WHAT YOU NEED TO DO: Across the entries that follow, how many lines have the word "Generate" in them? Give only the number.

Collected data
- Opening Delimiter -

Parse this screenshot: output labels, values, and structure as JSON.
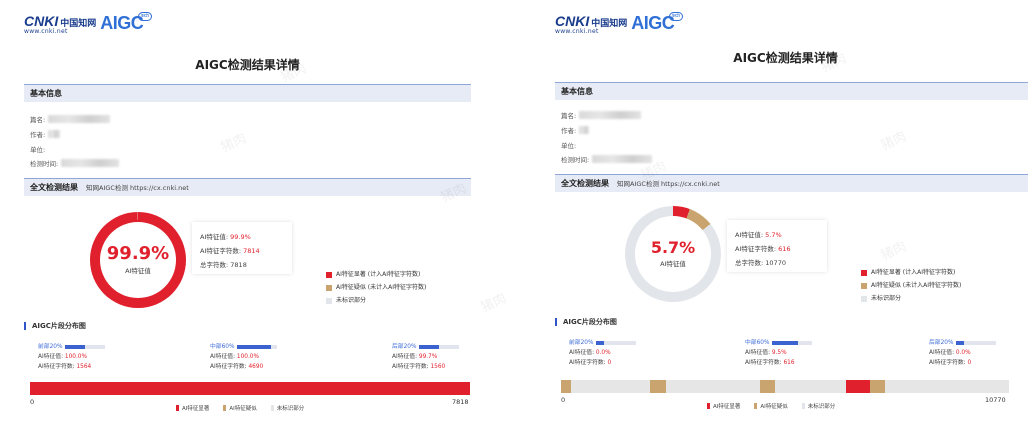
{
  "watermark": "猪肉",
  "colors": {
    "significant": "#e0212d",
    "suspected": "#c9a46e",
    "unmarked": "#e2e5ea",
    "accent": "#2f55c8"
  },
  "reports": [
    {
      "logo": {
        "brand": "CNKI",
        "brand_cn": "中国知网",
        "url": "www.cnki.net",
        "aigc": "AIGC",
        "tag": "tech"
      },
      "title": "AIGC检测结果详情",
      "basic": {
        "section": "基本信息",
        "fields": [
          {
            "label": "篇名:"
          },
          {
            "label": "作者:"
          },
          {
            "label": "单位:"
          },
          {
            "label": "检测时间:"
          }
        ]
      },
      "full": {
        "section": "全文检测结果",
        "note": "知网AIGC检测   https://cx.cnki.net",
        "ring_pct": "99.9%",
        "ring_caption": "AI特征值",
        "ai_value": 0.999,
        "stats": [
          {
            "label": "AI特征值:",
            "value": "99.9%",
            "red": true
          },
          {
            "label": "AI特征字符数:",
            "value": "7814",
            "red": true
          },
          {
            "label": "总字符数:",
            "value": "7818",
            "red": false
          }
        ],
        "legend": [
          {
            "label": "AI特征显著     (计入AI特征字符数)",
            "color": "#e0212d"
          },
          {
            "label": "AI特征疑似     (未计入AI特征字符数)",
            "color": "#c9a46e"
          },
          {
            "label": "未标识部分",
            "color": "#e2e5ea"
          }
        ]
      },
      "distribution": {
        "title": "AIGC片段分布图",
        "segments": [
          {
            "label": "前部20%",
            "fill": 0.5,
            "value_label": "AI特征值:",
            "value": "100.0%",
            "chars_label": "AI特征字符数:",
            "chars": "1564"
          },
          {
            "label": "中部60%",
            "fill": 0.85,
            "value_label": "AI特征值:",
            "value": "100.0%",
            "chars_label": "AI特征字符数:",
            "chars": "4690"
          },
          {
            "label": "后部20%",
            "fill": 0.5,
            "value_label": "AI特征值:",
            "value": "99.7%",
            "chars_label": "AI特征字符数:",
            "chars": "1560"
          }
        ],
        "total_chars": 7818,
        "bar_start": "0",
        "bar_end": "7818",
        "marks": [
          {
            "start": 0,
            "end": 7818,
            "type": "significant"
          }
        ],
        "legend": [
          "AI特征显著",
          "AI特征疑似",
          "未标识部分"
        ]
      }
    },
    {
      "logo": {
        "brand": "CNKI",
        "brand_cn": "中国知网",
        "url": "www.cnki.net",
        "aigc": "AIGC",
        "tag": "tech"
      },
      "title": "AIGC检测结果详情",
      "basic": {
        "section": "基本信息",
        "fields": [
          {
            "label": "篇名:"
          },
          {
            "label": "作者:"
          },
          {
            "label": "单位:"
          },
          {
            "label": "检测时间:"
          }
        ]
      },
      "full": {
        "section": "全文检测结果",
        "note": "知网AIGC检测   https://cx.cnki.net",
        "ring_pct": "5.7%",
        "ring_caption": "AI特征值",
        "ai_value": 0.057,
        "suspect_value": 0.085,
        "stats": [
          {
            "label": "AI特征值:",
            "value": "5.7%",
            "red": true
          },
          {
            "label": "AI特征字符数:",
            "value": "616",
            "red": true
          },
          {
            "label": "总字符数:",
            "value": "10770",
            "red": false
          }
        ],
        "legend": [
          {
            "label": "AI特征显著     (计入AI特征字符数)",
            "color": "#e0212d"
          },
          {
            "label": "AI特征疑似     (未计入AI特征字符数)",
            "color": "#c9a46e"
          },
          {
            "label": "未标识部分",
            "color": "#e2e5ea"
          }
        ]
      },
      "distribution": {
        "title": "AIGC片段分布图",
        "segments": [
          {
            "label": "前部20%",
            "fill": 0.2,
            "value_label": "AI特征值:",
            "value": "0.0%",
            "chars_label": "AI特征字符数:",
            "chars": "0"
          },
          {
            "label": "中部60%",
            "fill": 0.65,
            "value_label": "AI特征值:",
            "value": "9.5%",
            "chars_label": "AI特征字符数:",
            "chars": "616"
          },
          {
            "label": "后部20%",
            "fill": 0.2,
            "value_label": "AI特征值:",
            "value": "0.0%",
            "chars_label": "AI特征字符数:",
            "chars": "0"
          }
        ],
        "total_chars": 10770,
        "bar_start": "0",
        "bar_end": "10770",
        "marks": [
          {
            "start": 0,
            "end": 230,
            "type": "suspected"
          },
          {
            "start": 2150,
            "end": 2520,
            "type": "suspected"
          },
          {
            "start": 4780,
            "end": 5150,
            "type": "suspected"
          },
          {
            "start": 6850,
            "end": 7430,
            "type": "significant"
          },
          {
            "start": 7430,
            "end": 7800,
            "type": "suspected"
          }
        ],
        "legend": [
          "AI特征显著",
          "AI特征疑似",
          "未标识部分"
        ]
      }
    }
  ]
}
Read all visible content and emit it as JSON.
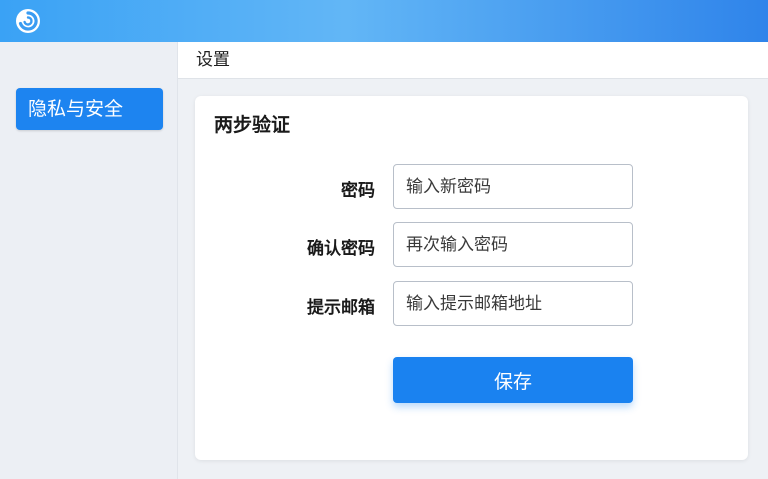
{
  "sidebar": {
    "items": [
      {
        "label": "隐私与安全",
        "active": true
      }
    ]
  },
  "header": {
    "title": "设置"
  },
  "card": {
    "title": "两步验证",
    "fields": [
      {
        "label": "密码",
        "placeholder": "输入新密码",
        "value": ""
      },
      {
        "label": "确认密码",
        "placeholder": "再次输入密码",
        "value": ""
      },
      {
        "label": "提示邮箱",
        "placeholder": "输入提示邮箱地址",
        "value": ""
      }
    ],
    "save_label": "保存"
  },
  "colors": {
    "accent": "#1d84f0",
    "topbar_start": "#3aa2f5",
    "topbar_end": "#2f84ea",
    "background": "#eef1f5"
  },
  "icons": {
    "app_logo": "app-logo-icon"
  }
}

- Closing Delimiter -
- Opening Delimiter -

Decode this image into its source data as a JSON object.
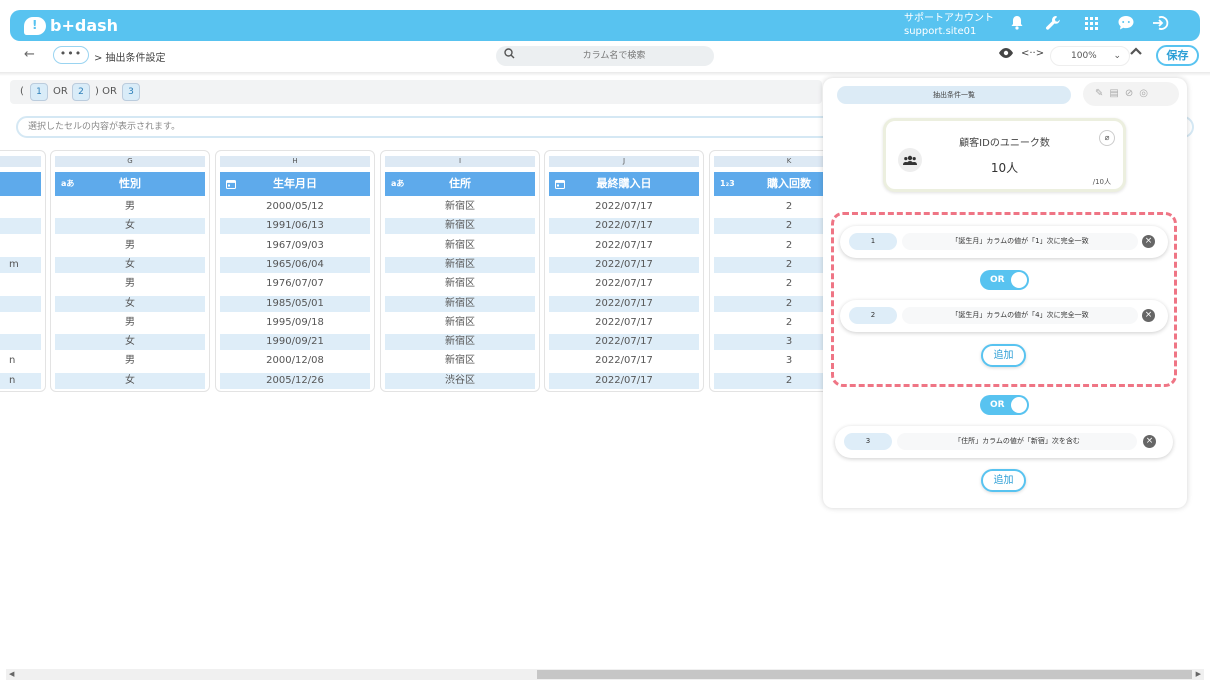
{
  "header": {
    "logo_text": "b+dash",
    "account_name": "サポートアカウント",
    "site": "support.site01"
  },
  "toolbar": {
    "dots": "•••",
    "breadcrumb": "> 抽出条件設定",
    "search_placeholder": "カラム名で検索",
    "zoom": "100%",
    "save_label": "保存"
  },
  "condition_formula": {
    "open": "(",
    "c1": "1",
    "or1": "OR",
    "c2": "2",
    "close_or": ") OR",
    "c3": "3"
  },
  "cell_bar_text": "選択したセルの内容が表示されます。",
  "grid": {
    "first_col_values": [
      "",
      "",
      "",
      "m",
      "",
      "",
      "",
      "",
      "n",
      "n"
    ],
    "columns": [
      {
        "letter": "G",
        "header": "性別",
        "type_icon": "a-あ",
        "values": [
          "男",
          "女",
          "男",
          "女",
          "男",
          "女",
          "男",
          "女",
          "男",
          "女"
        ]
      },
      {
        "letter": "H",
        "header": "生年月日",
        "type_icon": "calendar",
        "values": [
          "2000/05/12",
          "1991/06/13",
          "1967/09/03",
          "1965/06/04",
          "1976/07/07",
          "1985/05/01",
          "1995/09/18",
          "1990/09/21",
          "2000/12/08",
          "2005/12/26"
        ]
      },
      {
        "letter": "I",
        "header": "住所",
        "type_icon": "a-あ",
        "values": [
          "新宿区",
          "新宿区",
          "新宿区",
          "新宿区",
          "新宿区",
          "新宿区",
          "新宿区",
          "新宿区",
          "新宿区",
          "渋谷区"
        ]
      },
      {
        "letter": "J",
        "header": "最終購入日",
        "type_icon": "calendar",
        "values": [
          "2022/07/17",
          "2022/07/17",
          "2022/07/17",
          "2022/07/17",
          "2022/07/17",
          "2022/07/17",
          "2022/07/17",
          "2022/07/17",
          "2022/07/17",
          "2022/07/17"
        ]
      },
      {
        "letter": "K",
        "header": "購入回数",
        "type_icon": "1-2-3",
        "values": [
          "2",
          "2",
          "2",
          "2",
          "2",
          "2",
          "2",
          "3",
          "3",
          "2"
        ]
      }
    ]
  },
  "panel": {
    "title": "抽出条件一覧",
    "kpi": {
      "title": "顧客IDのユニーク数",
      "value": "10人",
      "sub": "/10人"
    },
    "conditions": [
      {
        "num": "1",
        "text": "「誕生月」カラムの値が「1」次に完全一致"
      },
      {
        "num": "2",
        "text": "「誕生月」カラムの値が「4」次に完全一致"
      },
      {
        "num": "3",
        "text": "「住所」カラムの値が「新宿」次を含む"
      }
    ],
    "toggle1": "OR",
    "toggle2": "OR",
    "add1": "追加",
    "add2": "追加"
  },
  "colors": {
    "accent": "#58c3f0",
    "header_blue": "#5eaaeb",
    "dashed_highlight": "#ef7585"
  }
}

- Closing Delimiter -
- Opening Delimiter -

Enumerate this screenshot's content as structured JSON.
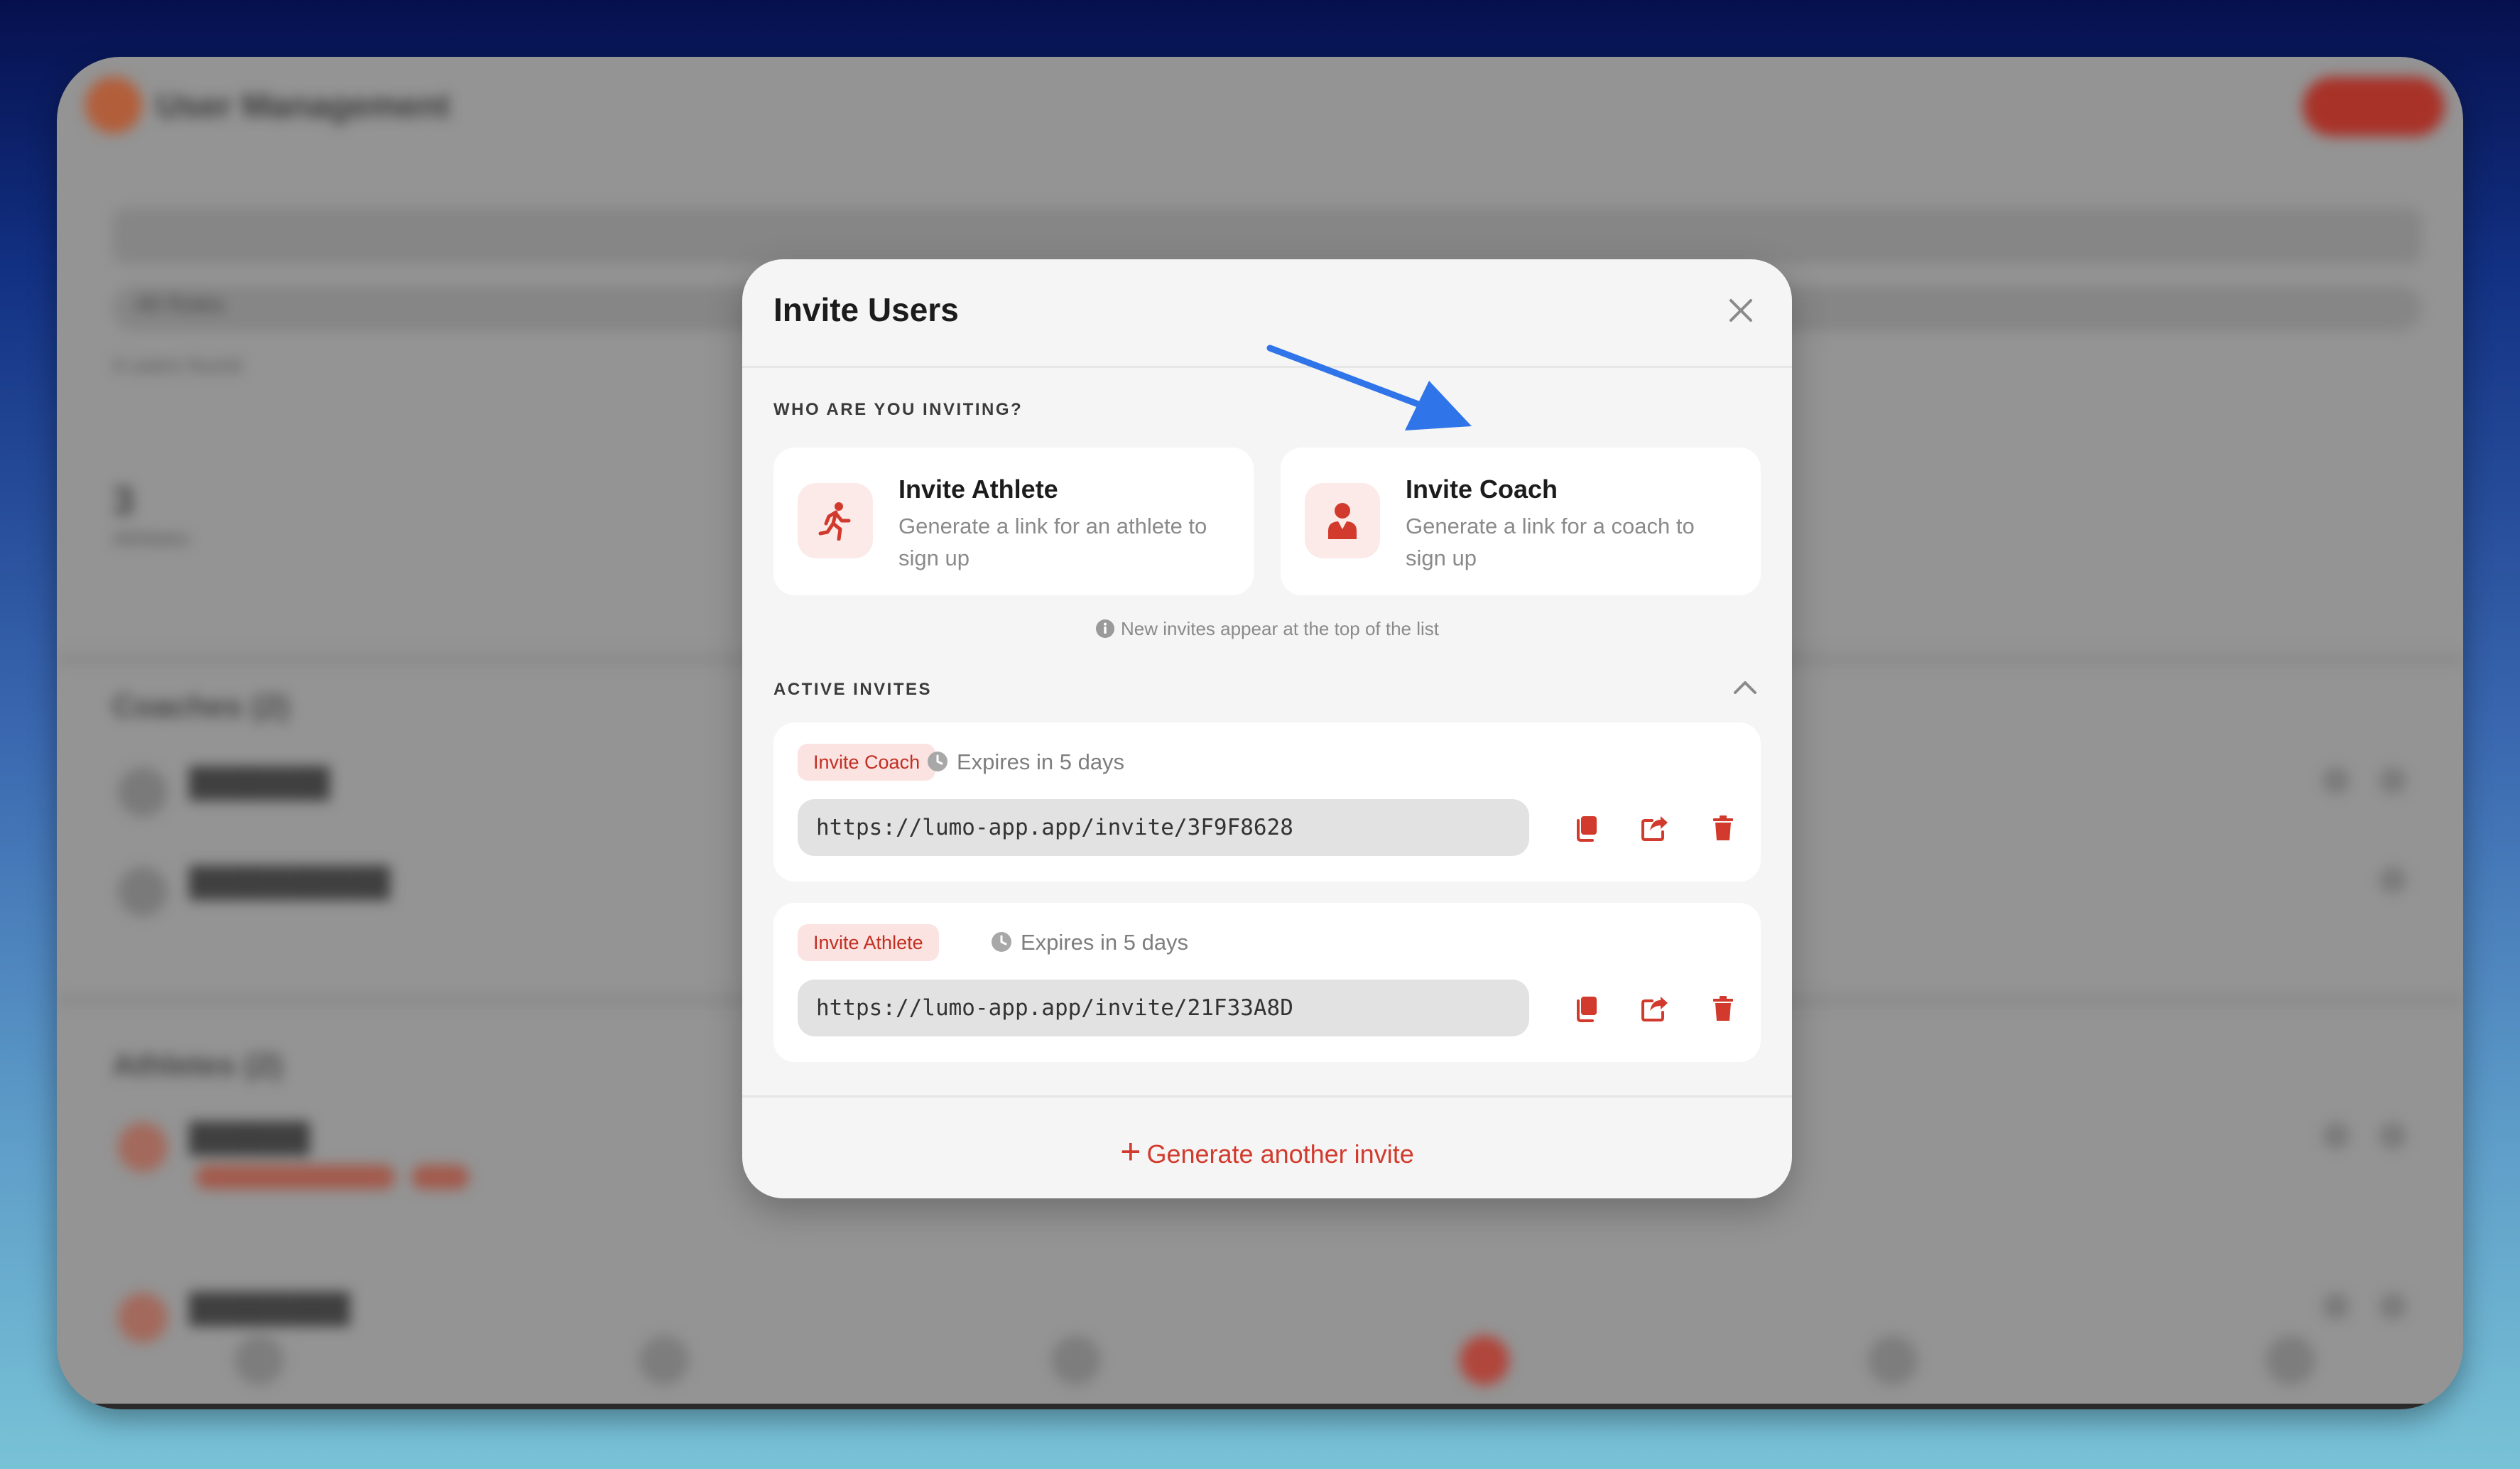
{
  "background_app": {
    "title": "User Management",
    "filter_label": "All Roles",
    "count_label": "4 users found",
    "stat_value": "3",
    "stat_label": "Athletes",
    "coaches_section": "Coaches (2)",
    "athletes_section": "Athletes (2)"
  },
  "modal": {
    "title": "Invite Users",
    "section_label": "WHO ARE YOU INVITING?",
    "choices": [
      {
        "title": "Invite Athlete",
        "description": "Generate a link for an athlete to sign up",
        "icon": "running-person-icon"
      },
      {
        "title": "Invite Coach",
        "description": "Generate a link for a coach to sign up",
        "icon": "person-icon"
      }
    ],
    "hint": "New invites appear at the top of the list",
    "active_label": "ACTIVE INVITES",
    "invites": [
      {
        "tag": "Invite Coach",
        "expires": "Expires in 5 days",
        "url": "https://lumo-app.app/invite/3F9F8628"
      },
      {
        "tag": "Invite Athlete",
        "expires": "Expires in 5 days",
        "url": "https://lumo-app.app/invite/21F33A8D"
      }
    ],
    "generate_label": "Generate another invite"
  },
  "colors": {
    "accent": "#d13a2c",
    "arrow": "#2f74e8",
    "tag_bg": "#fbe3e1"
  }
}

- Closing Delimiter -

ANSWER: 3